Megan Morton is a really big part of the reason why I do what I do – she took me under her wing and I am endlessly inspired by her creative output, she’s a mentor to me creatively but also a role model to me as a working mother.
I’m a big fan of Kevin Ho from Akin Creative in Sydney, his work has a pared back elegance, and he often adopts often quite basic materials.
I’m a huge advocate of local manufacturing, and I’m very lucky to have a bunch of wonderful makers around town for the various materials I use. Orio Randi who runs Arteveneta shares my passion for recycling timbers and he is fantastic to collaborate with. I’ll come in with a sketch and often over a meal or a glass of wine we sit and talk through the design. No job is ever too big or too small for them. (Arteveneta did all the timber work for both Market Lane spaces). Scott and I got married at Arteveneta five years ago – we staged a surprise wedding in their stunning workshop in Prahran, I’ve worked with them ever since.
Although not a professional creative, he’s more of a twilight tinker-er, my Dad Max is a bit of a wiz who is always on hand to make anything wood-related that I can’t do myself. He’s ever ready to head into the shed and build whatever needs to be built. He’s excellent on a lathe and creates beautiful wood works – which to date have only ever ended up in the hands of his mates, but I keep telling him he could sell his beautiful wares. Dad makes my Christmas Trees for me each year, I love his enthusiam and can-do attitude, like his Dad before him who was a hobby-inventer, he makes all sorts of contraptions using only materials found around the shed.
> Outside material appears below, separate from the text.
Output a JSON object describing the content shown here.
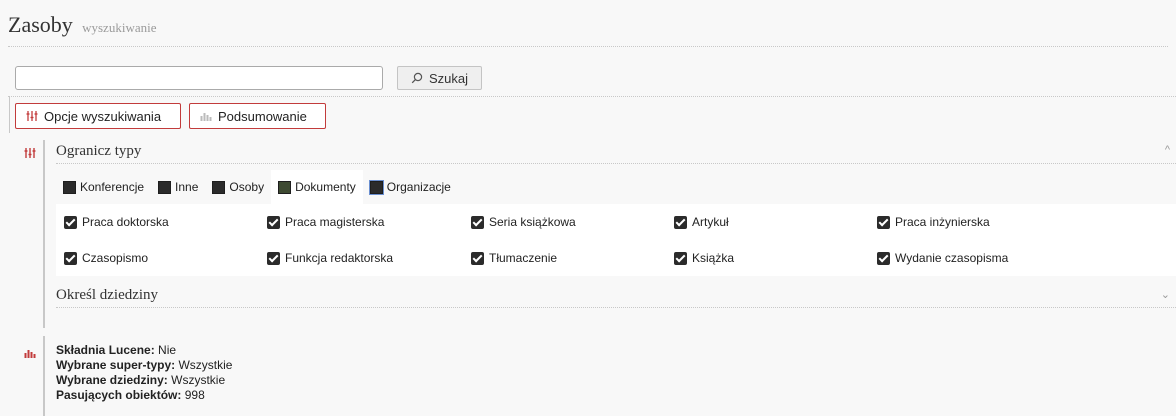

I know I biassed in saying this – but I truly admire the work my husband Scott does. He’s a really clever, intuitive and brilliant graphic designer who just ‘get’s it’ every time.
Can you list for us 5 resources across any media you turn to when in need of a bolt of creative inspiration for a new brief or new project?
I rely quite heavily on the internet for creative inspiration. Whilst it’s a bottomless pit of goodness, I often pine for an 8th day in the week to spend out in the ‘real world’ wandering the streets. That kind of time to meander is a serious luxury I don’t have BUT I do have a seriously big bookmark collection on my laptop and countless folders on my desktop, where I catalogue images for different applications – materials, textures, interiors, VM etc.
There are a few blogs I visit daily without exception and TDF is the first blog I check in the morning, I check in on Convoy, Home NYC quite often, then there’s the likes of Emma’s Design Blog, Styl.In, French By Design, Elle Interior. I subscribe to a lot of interiors magazines, my two favourites would have to be Inside Out and World of Interiors.
What would be your dream creative project?
To design a beach house for my family. Something that sits sympathetically amongst nature, has large open spaces for friends and family to congregate in, and a very private sleeping area for the kids to go to bed in peace and quiet while the grown ups hang out. It’s in my ten year plan. Oh, and a hotel in a faraway location.
What are you looking forward to ?
A sleep in.
You favourite fossicking spots in Melbourne for furniture and home accessories?
Where to start and where to end…? Fenton & Fenton for colourful and bold pieces, Izzi & Popo for brocante, Hub Furniture, Market Import to name but a few. Most of all I love getting out of Melbourne and fossickng through the country antique markets, I love the thrill of the hunt and finding diamonds in the rough.
What and where was the last great meal you ate in Melbourne?
I don’t get out much these days, so it’s lucky that my husband is a seriously good cook. His fish tacos with a cold Pacifico beer are pretty amazing. The last great meal I had out was at Golden Fields.
Where would we find you on a typical Saturday morning?
Pushing Alexander on the swing in the front yard, watering the garden – then off to get a coffee and most likely a trip to the hardware store.
Melbourne’s best kept secret?
K7 Vintage Wares – Kylie is so lovely and helpful and if on the off chance she doesn’t have what you’re looking for, she’ll endeavour to find it for you.